**WHAT NEEDS TO BE DONE**.
Please report the number of lines in the entries below that contain "home", with nothing added.

====

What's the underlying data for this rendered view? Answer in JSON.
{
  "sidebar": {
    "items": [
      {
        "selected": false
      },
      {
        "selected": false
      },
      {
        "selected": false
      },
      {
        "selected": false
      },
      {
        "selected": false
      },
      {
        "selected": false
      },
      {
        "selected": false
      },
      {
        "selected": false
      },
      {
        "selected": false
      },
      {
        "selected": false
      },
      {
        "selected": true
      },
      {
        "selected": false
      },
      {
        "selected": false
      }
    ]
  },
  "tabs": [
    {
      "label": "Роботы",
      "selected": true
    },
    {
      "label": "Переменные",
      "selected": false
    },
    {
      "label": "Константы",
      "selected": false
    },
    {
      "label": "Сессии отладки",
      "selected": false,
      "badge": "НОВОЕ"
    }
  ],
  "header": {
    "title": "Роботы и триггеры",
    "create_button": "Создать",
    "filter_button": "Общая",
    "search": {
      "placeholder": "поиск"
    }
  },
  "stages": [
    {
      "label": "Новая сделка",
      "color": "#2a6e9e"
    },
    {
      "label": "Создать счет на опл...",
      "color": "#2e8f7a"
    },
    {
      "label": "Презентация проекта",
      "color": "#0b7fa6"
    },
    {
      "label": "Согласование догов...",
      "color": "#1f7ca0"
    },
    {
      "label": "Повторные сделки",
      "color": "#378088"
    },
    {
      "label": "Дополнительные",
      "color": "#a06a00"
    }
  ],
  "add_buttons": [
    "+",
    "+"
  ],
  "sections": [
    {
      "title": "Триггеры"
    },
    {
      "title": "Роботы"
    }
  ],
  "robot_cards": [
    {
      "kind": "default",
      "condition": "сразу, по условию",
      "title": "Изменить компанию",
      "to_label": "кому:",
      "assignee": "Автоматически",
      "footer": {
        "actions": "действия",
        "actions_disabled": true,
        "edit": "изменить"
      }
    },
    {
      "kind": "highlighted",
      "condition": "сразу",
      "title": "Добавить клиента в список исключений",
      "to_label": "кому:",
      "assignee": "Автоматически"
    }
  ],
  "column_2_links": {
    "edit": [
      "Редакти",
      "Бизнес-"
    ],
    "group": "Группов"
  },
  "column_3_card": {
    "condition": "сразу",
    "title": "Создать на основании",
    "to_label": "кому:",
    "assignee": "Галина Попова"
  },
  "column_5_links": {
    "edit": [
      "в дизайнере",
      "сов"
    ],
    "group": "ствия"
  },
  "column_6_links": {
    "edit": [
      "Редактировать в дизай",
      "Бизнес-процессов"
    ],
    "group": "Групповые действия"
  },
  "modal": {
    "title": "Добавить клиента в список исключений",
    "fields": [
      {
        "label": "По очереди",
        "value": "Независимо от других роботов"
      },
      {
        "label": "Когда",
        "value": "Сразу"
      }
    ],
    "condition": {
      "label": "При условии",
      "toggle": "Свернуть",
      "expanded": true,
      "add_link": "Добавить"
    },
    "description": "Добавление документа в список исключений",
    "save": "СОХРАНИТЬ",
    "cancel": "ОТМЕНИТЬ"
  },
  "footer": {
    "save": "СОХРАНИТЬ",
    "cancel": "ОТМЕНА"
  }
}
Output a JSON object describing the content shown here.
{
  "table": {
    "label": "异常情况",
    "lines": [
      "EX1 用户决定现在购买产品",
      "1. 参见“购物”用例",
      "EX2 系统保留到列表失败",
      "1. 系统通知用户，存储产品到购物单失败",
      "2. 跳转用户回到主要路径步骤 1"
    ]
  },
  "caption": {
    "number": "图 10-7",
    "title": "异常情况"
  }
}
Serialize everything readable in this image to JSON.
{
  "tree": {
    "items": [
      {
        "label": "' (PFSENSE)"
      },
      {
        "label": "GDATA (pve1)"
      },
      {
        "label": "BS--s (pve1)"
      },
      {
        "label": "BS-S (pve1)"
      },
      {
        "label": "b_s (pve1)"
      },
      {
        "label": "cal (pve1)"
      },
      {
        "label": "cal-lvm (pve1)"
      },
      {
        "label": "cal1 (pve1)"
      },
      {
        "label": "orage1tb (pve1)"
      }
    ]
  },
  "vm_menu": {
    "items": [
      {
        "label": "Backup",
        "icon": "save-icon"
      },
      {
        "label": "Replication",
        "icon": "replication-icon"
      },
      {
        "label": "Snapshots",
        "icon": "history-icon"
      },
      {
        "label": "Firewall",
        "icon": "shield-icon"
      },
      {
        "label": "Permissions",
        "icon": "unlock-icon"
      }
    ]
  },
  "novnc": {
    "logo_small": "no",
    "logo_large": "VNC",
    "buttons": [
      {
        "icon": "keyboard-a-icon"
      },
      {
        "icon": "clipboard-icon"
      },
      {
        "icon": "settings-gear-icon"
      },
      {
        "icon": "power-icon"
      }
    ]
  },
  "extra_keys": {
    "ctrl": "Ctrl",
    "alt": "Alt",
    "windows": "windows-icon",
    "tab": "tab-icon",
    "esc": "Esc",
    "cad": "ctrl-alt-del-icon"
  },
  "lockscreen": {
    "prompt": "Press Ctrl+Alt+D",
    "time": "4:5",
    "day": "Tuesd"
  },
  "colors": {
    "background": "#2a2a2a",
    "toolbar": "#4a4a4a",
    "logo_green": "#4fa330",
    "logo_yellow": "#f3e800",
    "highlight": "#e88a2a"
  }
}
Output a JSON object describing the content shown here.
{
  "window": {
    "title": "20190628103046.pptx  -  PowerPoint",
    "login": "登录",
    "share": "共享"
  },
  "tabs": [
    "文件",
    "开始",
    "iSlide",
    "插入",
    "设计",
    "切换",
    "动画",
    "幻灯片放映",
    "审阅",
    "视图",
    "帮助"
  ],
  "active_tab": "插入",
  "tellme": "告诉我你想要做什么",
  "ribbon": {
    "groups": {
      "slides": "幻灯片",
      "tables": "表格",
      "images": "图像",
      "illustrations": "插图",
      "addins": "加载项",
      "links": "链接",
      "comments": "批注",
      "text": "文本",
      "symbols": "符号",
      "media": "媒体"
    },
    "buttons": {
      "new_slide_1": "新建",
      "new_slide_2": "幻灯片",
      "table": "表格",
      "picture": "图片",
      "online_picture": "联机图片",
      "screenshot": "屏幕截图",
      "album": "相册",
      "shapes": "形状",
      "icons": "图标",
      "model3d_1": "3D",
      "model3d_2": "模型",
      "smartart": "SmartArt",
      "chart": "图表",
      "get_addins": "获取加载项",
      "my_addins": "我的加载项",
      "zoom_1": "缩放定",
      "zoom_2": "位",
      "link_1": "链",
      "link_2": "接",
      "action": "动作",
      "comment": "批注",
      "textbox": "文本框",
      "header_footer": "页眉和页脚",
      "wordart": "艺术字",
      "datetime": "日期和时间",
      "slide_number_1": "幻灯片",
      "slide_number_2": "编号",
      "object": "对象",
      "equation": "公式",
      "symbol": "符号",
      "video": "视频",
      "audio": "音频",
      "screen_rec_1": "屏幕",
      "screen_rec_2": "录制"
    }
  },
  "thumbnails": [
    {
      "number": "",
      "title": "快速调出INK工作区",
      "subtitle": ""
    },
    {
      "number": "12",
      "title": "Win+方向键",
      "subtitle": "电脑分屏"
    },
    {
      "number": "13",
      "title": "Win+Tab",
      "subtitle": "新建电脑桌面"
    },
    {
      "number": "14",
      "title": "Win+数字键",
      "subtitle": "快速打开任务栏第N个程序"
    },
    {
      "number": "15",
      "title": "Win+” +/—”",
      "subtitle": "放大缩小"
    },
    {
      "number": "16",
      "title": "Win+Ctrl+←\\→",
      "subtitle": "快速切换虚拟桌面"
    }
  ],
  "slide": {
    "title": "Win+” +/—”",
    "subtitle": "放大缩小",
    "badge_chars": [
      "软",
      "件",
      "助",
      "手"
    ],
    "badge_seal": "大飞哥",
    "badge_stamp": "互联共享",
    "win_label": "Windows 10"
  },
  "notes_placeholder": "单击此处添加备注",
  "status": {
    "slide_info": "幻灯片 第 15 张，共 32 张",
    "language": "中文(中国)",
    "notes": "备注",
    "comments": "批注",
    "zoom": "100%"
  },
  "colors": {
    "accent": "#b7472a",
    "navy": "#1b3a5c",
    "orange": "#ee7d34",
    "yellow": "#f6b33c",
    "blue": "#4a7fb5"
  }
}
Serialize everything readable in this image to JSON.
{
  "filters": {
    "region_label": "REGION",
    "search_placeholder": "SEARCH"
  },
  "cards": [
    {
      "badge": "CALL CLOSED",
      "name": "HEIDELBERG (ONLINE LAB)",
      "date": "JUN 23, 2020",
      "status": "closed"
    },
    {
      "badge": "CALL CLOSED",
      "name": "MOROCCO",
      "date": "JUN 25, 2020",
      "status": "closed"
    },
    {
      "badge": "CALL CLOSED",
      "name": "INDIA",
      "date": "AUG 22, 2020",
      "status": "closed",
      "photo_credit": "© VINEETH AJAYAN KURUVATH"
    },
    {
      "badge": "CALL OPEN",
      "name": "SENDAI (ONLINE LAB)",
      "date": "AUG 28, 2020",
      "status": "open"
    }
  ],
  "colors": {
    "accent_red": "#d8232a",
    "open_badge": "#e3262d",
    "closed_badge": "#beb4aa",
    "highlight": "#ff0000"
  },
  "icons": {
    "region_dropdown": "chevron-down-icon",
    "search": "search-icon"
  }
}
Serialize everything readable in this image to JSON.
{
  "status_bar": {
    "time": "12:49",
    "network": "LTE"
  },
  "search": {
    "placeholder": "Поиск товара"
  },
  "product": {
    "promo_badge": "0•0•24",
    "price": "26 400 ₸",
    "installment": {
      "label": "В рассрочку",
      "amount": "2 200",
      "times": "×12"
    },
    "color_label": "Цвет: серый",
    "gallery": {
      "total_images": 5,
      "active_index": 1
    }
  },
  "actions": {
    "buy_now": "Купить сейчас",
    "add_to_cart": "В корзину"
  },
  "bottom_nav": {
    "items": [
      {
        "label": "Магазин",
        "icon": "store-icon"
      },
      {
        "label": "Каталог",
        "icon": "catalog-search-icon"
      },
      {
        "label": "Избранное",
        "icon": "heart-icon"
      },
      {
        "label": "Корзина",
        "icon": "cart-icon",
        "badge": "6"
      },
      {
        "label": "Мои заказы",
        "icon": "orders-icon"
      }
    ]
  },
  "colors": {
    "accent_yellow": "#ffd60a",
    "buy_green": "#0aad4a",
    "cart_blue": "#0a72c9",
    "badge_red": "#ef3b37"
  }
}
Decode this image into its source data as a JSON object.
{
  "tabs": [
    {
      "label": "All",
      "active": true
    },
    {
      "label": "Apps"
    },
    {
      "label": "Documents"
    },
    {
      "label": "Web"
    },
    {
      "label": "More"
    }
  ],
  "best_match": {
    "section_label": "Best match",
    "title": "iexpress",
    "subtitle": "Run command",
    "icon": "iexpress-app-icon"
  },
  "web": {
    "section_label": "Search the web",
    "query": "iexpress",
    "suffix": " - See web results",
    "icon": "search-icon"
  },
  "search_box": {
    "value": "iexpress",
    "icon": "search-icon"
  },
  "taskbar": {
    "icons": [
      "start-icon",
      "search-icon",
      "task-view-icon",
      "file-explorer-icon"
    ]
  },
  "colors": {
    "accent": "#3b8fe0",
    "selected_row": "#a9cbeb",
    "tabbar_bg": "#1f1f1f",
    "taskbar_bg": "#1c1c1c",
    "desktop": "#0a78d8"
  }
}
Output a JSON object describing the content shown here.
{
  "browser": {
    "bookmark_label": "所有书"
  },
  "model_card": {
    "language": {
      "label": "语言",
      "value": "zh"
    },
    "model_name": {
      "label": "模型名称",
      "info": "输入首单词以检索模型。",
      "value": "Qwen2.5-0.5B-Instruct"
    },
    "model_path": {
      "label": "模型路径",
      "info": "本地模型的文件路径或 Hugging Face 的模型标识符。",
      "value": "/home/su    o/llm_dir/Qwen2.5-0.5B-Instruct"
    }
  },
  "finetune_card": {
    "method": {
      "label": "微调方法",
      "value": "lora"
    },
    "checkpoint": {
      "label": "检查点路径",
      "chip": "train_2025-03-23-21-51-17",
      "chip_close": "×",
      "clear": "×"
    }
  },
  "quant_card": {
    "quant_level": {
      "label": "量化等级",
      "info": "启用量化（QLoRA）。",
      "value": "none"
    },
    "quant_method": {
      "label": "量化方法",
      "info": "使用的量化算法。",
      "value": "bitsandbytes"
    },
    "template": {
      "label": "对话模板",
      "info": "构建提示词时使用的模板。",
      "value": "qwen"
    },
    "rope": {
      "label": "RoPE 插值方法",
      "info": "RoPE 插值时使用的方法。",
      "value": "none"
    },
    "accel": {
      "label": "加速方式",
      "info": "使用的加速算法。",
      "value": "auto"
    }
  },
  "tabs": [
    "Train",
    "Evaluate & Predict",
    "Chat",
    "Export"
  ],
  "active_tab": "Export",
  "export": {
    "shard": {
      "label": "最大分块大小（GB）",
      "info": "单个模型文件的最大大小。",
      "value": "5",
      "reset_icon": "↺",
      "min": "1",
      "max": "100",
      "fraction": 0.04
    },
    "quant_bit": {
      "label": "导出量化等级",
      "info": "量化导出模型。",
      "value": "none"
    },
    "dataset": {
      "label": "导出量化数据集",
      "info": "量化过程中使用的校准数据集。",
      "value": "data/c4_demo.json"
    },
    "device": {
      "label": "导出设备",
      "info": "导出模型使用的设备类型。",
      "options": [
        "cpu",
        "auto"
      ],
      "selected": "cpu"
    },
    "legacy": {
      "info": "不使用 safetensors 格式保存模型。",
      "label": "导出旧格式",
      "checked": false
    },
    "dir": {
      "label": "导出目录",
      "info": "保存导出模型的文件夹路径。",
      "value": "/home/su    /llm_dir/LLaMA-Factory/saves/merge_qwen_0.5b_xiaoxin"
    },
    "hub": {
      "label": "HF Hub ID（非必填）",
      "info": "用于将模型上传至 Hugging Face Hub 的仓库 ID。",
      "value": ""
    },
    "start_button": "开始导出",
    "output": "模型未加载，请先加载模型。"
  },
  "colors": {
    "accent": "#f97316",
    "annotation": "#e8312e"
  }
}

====

**OUTPUT FOR THIS EXERCISE**.
2